Like many of you I suspect, I have spent the weekend in the garden (or anywhere outdoors!) enjoying the fabulous weather rather than thinking about mortgage rate rises. I suspect it will be a Monday morning of a fair few people being a bit sunburnt, or a bit hungover, or both! This is how we Brits enjoy the sun, after all, drink our body weight in alcohol, while sat in 30-degree heat, surviving on a dubiously cooked BBQ and wonder why we feel so rubbish the next day…
What a difference a week makes though. From the disappointment of losing the final of the Euro’s (with the even greater disappointment from the fall out of some idiots) to the highs of Lewis Hamilton winning a stunning British GP race in glorious sunshine. We also have the Olympics to look forward to next week. I am a huge boxing fan and we are sending a truly great team, possibly the best team ever, so I am hoping for lots of Gold coming out of Tokyo. I hope we can be proud of the sporting achievements that come from that, as we really should be celebrating a golden era of British success in sport.
Another area of success has been how we have handled the economy during Covid. But we have a classic dilemma that isn’t going away:
The big news of the last week was inflation going up again to 2.5% (from 2.1% last month), with no signs of it slowing in the short term.
I actually wrote a very detailed blog on this last week if you want to have a read of that here, which talks over the classic relationship between inflation and the Bank of England Base Rate, which then clearly affects the best mortgage rates.
This is particularly noteworthy because Dave Ramsden, a member of the MPC (Monetary Policy Committee – the rate-setting squad from the Bank of England) said last week that rising inflation could lead to a ‘sooner than expected’ tightening of monetary policy. Dave said it is “now conceivable that the pre-Covid peak in output in 2019 Q4 will be restored in the course of the current quarter”. He said inflation looks likely to peak “well above 3% and maybe nearer to 4%”, adding that he is now “somewhat less confident than I was that there remains a margin of spare capacity in the economy”.
So in short – with a rise in GDP and Inflation, you would expect to see rate rises, and hence mortgage rate rises – we are far from normal times, so there is a lot of pressure to keep rates low as I have previously discussed and keep the money printing presses in work. Until now, the MPC have been unanimous in their voting to keep rates at 0.1% and keep up Quantitative Easing. We could see a change to the mood now as at least one of the nine members is voicing real concern about inflation and how it can be tackled.
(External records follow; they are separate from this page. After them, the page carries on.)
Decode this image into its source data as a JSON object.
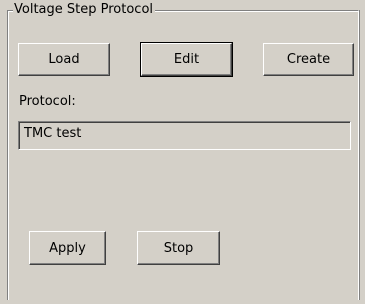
{
  "group": {
    "title": "Voltage Step Protocol"
  },
  "buttons": {
    "load": "Load",
    "edit": "Edit",
    "create": "Create",
    "apply": "Apply",
    "stop": "Stop"
  },
  "protocol": {
    "label": "Protocol:",
    "value": "TMC test"
  }
}
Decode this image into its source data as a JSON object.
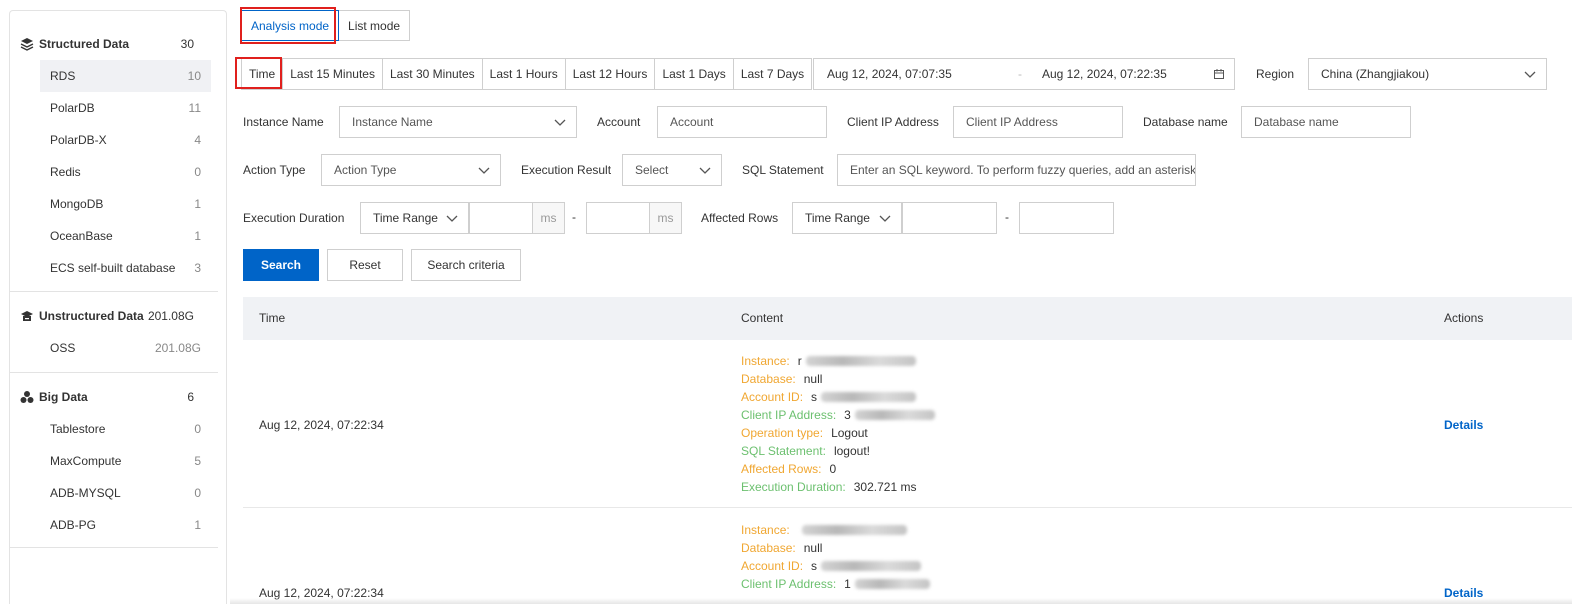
{
  "mode_tabs": [
    "Analysis mode",
    "List mode"
  ],
  "sidebar": {
    "groups": [
      {
        "title": "Structured Data",
        "count": "30",
        "icon": "layers-icon",
        "items": [
          {
            "label": "RDS",
            "count": "10"
          },
          {
            "label": "PolarDB",
            "count": "11"
          },
          {
            "label": "PolarDB-X",
            "count": "4"
          },
          {
            "label": "Redis",
            "count": "0"
          },
          {
            "label": "MongoDB",
            "count": "1"
          },
          {
            "label": "OceanBase",
            "count": "1"
          },
          {
            "label": "ECS self-built database",
            "count": "3"
          }
        ]
      },
      {
        "title": "Unstructured Data",
        "count": "201.08G",
        "icon": "archive-icon",
        "items": [
          {
            "label": "OSS",
            "count": "201.08G"
          }
        ]
      },
      {
        "title": "Big Data",
        "count": "6",
        "icon": "cluster-icon",
        "items": [
          {
            "label": "Tablestore",
            "count": "0"
          },
          {
            "label": "MaxCompute",
            "count": "5"
          },
          {
            "label": "ADB-MYSQL",
            "count": "0"
          },
          {
            "label": "ADB-PG",
            "count": "1"
          }
        ]
      }
    ]
  },
  "time_filter": {
    "buttons": [
      "Time",
      "Last 15 Minutes",
      "Last 30 Minutes",
      "Last 1 Hours",
      "Last 12 Hours",
      "Last 1 Days",
      "Last 7 Days"
    ],
    "start": "Aug 12, 2024, 07:07:35",
    "separator": "-",
    "end": "Aug 12, 2024, 07:22:35"
  },
  "region": {
    "label": "Region",
    "value": "China (Zhangjiakou)"
  },
  "filters": {
    "instance_name": {
      "label": "Instance Name",
      "placeholder": "Instance Name"
    },
    "account": {
      "label": "Account",
      "placeholder": "Account"
    },
    "client_ip": {
      "label": "Client IP Address",
      "placeholder": "Client IP Address"
    },
    "database_name": {
      "label": "Database name",
      "placeholder": "Database name"
    },
    "action_type": {
      "label": "Action Type",
      "placeholder": "Action Type"
    },
    "execution_result": {
      "label": "Execution Result",
      "placeholder": "Select"
    },
    "sql_statement": {
      "label": "SQL Statement",
      "placeholder": "Enter an SQL keyword. To perform fuzzy queries, add an asterisk"
    },
    "execution_duration": {
      "label": "Execution Duration",
      "select": "Time Range",
      "unit": "ms",
      "dash": "-"
    },
    "affected_rows": {
      "label": "Affected Rows",
      "select": "Time Range",
      "dash": "-"
    }
  },
  "actions": {
    "search": "Search",
    "reset": "Reset",
    "criteria": "Search criteria"
  },
  "table": {
    "columns": [
      "Time",
      "Content",
      "Actions"
    ],
    "rows": [
      {
        "time": "Aug 12, 2024, 07:22:34",
        "action": "Details",
        "fields": [
          {
            "key": "Instance",
            "value": "r"
          },
          {
            "key": "Database",
            "value": "null"
          },
          {
            "key": "Account ID",
            "value": "s"
          },
          {
            "key": "Client IP Address",
            "value": "3"
          },
          {
            "key": "Operation type",
            "value": "Logout"
          },
          {
            "key": "SQL Statement",
            "value": "logout!"
          },
          {
            "key": "Affected Rows",
            "value": "0"
          },
          {
            "key": "Execution Duration",
            "value": "302.721 ms"
          }
        ]
      },
      {
        "time": "Aug 12, 2024, 07:22:34",
        "action": "Details",
        "fields": [
          {
            "key": "Instance",
            "value": ""
          },
          {
            "key": "Database",
            "value": "null"
          },
          {
            "key": "Account ID",
            "value": "s"
          },
          {
            "key": "Client IP Address",
            "value": "1"
          }
        ]
      }
    ]
  },
  "colors": {
    "accent": "#0064c8",
    "highlight_box": "#e0201d",
    "key_orange": "#f0a732",
    "key_green": "#6cc06f"
  }
}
So there will be a real focus on their meeting on the 5th August to see what they will do about this. With these noises, we are now seeing money markets rise. SWAP Rates, which often fund fixed-rate mortgages, were markedly up last week. 2-year money was up 13% and 5-year money up 11% on the week prior. For any financial market to have a 10%+ swing in one week is noteworthy. I could get super geeky on this, but I’ll keep it brief today, but one of the best gauges of whether the Base Rate will actually go up is 3 Month LIBOR, which had a 2% increase last week, so quite modest, and also below the current base rate at 0.078%. Typically, when Libor goes above the Base Rate, you would expect to see a rate rise in that direction (the converse also being true), so financial markets do not appear to be betting on a rate rise in August, but clearly, financial markets are starting to price in higher costs over the next 2-5 years, so it is more a case of when, not if, the base rate will rise now.
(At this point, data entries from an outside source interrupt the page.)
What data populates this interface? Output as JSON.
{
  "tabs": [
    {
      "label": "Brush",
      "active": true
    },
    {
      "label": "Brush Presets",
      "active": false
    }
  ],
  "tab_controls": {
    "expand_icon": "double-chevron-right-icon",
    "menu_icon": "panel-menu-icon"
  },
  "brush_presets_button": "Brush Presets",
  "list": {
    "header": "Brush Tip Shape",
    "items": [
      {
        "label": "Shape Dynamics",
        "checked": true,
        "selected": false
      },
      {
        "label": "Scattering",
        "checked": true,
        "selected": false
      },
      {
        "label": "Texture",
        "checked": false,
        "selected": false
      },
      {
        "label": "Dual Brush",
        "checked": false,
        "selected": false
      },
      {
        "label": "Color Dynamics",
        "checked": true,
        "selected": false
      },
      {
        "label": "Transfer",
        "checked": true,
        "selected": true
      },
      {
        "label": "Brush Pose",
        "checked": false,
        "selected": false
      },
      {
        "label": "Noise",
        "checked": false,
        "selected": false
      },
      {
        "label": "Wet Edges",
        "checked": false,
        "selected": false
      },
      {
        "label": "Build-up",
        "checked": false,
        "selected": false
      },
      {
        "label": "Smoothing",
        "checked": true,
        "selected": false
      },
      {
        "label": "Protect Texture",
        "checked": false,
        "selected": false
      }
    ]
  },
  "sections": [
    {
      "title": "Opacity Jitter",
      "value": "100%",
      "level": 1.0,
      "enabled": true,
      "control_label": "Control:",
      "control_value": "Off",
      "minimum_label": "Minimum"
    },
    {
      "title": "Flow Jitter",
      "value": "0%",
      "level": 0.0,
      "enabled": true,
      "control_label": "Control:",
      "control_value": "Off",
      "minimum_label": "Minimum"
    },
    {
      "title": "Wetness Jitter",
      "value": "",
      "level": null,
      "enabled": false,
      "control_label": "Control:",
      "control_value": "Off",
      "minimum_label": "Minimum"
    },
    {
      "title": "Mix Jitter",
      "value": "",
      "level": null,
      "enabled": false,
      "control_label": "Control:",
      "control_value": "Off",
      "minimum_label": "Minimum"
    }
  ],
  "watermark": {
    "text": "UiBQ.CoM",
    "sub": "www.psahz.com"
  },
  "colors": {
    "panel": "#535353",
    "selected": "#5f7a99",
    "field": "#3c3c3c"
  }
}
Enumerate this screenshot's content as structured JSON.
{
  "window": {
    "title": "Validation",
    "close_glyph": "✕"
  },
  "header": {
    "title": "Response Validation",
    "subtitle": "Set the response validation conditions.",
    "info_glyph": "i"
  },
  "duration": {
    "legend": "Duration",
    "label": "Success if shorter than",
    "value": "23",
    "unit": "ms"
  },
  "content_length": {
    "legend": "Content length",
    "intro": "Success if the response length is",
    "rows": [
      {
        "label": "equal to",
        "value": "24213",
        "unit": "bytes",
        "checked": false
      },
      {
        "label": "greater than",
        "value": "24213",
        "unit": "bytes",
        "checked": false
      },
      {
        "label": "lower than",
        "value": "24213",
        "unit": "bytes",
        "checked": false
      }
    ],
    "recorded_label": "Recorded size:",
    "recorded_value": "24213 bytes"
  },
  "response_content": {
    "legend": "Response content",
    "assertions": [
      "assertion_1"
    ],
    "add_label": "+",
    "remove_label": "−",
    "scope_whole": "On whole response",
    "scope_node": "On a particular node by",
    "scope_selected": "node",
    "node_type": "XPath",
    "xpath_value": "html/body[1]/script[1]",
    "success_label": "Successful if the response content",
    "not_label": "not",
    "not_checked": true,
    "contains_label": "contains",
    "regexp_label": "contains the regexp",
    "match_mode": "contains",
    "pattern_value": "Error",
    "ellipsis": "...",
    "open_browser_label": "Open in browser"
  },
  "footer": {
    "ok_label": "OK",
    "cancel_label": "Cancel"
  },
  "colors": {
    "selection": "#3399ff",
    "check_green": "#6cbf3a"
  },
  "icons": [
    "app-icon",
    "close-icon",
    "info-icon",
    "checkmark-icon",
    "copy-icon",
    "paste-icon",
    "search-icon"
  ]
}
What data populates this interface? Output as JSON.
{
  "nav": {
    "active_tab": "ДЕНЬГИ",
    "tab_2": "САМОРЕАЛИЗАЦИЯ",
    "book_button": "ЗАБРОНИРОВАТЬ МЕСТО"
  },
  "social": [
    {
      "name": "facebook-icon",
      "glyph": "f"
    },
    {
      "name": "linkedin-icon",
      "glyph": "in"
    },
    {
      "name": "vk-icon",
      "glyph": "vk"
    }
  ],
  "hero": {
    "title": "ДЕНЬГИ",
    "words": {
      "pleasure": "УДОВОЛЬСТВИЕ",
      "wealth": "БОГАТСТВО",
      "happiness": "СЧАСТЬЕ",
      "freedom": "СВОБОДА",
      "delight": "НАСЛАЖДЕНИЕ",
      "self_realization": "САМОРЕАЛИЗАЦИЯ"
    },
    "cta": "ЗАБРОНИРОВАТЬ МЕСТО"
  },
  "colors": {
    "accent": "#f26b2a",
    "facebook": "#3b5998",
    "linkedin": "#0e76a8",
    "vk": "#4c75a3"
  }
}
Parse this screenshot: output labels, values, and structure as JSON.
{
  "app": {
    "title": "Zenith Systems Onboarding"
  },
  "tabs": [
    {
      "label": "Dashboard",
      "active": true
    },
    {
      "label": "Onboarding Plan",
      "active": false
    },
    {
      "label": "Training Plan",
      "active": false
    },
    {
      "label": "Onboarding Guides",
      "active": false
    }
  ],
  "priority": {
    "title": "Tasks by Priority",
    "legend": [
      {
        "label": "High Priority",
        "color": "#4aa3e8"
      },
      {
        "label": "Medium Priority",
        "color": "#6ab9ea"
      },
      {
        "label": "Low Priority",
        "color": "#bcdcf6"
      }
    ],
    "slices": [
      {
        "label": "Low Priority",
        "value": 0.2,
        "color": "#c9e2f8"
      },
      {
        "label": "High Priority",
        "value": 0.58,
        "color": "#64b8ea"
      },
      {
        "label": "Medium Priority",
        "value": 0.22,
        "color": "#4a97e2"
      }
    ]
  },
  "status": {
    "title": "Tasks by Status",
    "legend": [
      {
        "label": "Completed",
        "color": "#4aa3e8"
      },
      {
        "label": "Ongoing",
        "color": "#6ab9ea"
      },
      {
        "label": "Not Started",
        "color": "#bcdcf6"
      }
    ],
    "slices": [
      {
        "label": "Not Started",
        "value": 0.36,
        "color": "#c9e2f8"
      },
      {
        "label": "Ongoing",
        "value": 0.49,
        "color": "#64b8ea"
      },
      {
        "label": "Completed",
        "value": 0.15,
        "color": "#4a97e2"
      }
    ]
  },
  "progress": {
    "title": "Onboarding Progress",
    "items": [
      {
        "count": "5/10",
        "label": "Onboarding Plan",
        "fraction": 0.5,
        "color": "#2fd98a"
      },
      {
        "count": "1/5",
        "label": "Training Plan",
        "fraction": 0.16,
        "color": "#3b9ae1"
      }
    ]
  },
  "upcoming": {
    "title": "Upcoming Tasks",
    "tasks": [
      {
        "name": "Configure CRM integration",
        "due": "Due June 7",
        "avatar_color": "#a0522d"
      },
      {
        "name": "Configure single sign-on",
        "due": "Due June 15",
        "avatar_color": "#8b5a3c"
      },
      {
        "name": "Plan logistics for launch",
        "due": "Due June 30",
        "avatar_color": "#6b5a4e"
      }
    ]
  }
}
Rents on the rise
Figures from the ONS (Office for National Statistics) show that rents are on the up again. A quite modest rise of 1.2% in the last 12 months to June.
This will be rare good news to any landlords, and a warning sign for any first-time buyers who are hoping to get on the ladder soon as this trend looks like it will continue as RICS (the Royal Institute of Chartered Surveyors) are reporting that demand is now starting to outstrip supply.
London was the worst-performing region, down 0.1% in that period, with both the East & West Midlands performing best as they went up 2.4%. This is consistent with the trend we have seen with people moving further, or completely out of, London, as there is less need to be in the office either full or part-time. Many companies will be allowing working from home to be a permanent feature from now on, so renters are making use of this by living in cheaper areas or close to friends and family.
Much of the interest rate outlook has been covered above.
Therefore, our default position stands, with the outlook on potential mortgage rate rises, unless you have any specific needs, we would most likely recommend a longer-term fixed rate if you have a 25% + deposit, but keep it short term or flexible if less than that figure.
In the last week:
3 Month Sterling Libor = up 0.002% at 0.078%
2 Year SWAP = up by 0.050% at 0.431%
5 Year SWAP = up by 0.069% to 0.679%
Bank of England Base Rate = Held at 0.10%
2 Year Variable from 0.99%
2 Year Fixed Rates from 0.94%
5 Year Fixed Rates from 1.14%
BTL Rates from 1.19%
The actual rate you will be offered will be dependent on your personal circumstance and deposit level. Please speak to one of our advisers so that they can guide you through this process
Source: Twenty7Tec July 2021
If you would like more information on potential mortgage rate rises or other advice with your mortgage please contact one of the team.